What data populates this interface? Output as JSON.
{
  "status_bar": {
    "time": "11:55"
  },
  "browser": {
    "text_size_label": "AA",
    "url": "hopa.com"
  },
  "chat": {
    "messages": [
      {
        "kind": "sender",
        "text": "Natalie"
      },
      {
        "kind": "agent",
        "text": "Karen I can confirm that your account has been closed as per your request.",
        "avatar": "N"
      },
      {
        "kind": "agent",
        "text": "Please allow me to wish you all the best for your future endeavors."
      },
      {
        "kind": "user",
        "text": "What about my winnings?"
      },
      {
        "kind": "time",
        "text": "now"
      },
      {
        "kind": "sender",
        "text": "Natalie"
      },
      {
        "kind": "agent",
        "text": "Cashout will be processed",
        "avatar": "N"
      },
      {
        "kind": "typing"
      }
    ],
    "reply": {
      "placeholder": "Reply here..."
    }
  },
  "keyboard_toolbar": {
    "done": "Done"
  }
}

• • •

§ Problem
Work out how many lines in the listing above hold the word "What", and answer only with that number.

§ Task response
2